Maybe they were waiting for a ride? The lagoon eventually leads to the Caribbean. Some of the lodges near where the herons were cater to marlin fishermen. All of the lodges were serviced by boats. There are no roads in Tortuguero. You get in via about a twenty mile boat ride, then end of which is pretty wild. Big boats speeding up and down a narrow, narrow river – both ways. We didn’t lose anybody. It costs a dollar to pee at the car park before your long bus ride back to civilization.

Caribbean

Caribbean

 

Night Critters

Posted in Photography Technique with tags , , , , , , , , , , , , , on March 10, 2014 by chamimage
Red-eyed Tree Frog

Red-eyed Tree Frog

Night macro wildlife photography is the most technically challenging for me. We made several forays into the night in Costa Rica in December.

There is a balance between depth of field and high ISO noise that is a problem even with our newer cameras that do better at noise suppression at high ISO’s.

Sleeping red-eyed Tree Frog

Sleeping red-eyed Tree Frog

I usually err on the side of narrow depth of field. Higher ISO images look fine on a computer screen, but are throw-away’s if you look at them in full size. Spiders are especially problematic because they are small and the closer you have to get the narrower the depth of field. Not to mention the risk that the spider might jump onto you in the dark.

Drab Tree Frog

Drab Tree Frog

It helps to have a big, bright flashlight when looking for these critters. Then it helps to have LCD video light panels to keep them illuminated while trying to focus the camera. Obviously it is almost impossible without at least two people, unless you are especially good at aiming a flashlight and holding camera at the same. I tried it. It’s not easy.

Turnip-tailed Gecko

Turnip-tailed Gecko

Some of these guys bite. I guess I am surprised that they don’t bite more often than they do. You can see in the image above that someone is holding an LCD light panel behind and my macro flash is acting as front fill.

Gecjo Silhouette

Gecko Silhouette

The silhouette through a banana leaf is a bit of a cliche, but you have to do it.

Smoky Jungle Frog

Smoky Jungle Frog

This guy was huge so was actually the creepiest critter of the night for me. He secretes toxins through his skin. I didn’t know that at the time, but it is always a good idea to wash your hands as soon as possible if you handle a frog or lizard in the tropics. Usually the worse that will happen is you will get nauseous.

The Nikon R1C1 macro flash system is a Godsend with these macro shots in low light.
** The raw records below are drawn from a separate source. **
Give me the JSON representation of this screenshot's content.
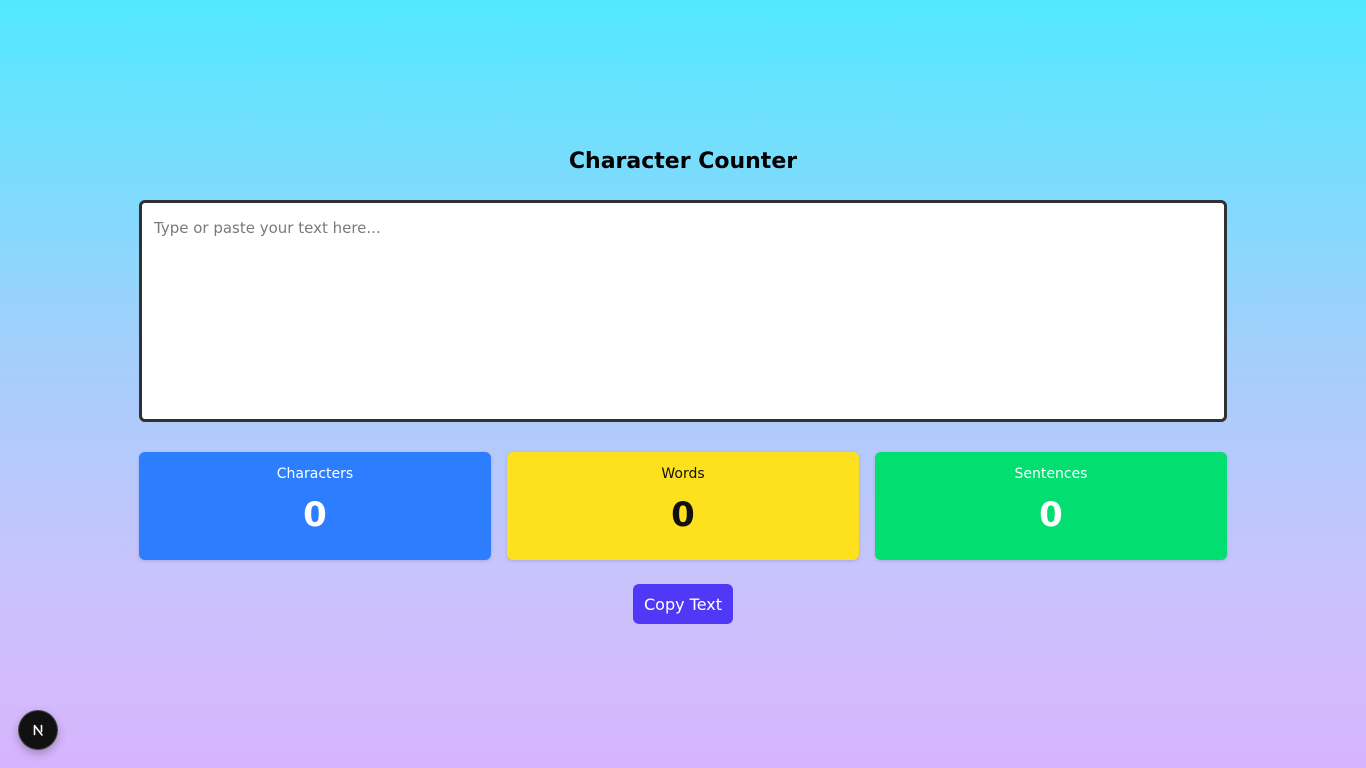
{
  "title": "Character Counter",
  "textarea": {
    "placeholder": "Type or paste your text here...",
    "value": ""
  },
  "stats": [
    {
      "label": "Characters",
      "value": "0",
      "color": "#2c7efe"
    },
    {
      "label": "Words",
      "value": "0",
      "color": "#fde01e"
    },
    {
      "label": "Sentences",
      "value": "0",
      "color": "#02df70"
    }
  ],
  "copy_button": {
    "label": "Copy Text",
    "color": "#4f39f6"
  },
  "dev_badge": {
    "icon": "nextjs-logo-icon"
  }
}
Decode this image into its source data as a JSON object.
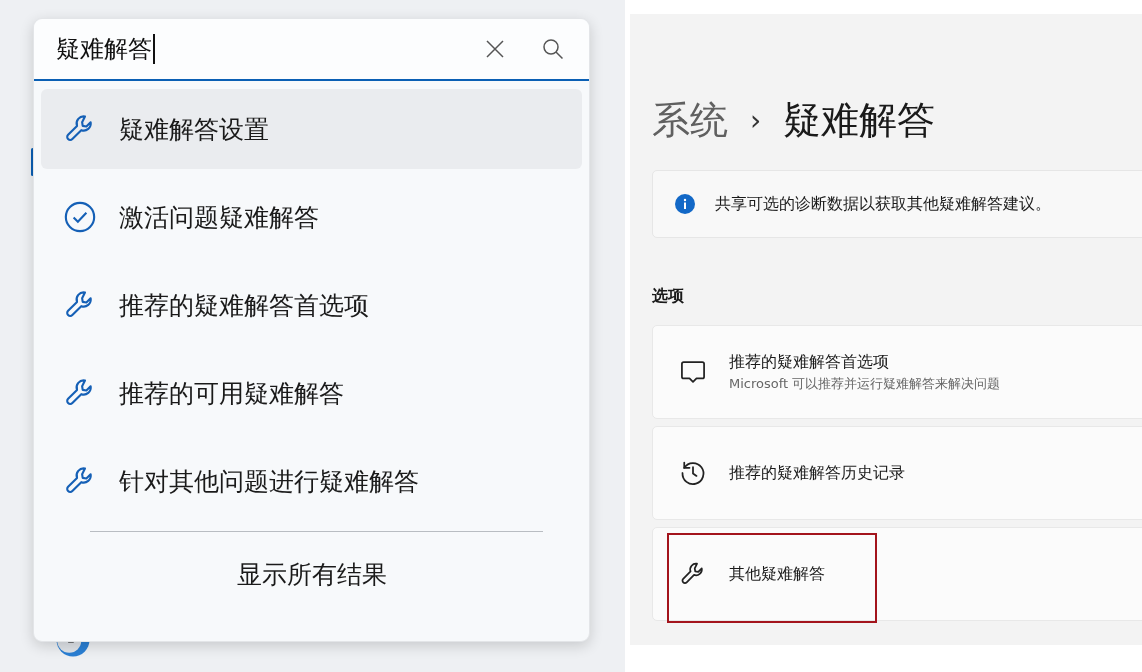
{
  "search": {
    "value": "疑难解答",
    "focused": true
  },
  "results": [
    {
      "label": "疑难解答设置",
      "kind": "wrench",
      "selected": true
    },
    {
      "label": "激活问题疑难解答",
      "kind": "check",
      "selected": false
    },
    {
      "label": "推荐的疑难解答首选项",
      "kind": "wrench",
      "selected": false
    },
    {
      "label": "推荐的可用疑难解答",
      "kind": "wrench",
      "selected": false
    },
    {
      "label": "针对其他问题进行疑难解答",
      "kind": "wrench",
      "selected": false
    }
  ],
  "show_all": "显示所有结果",
  "settings": {
    "breadcrumb": [
      "系统",
      "疑难解答"
    ],
    "separator": "›",
    "info": "共享可选的诊断数据以获取其他疑难解答建议。",
    "section": "选项",
    "options": [
      {
        "kind": "chat",
        "title": "推荐的疑难解答首选项",
        "subtitle": "Microsoft 可以推荐并运行疑难解答来解决问题",
        "highlighted": false
      },
      {
        "kind": "history",
        "title": "推荐的疑难解答历史记录",
        "highlighted": false
      },
      {
        "kind": "wrench",
        "title": "其他疑难解答",
        "highlighted": true
      }
    ]
  }
}
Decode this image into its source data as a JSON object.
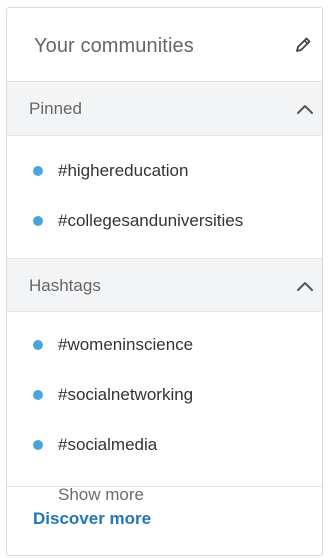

I use it on macro shots even during the day at lower power. At night it takes full power so bring lots of batteries because they will go fast. Bring two flashlights because you really don’t want to be out there in the rain forest in the dark with a dead flashlight. It’s not really dangerous, but try telling that to your pounding heart.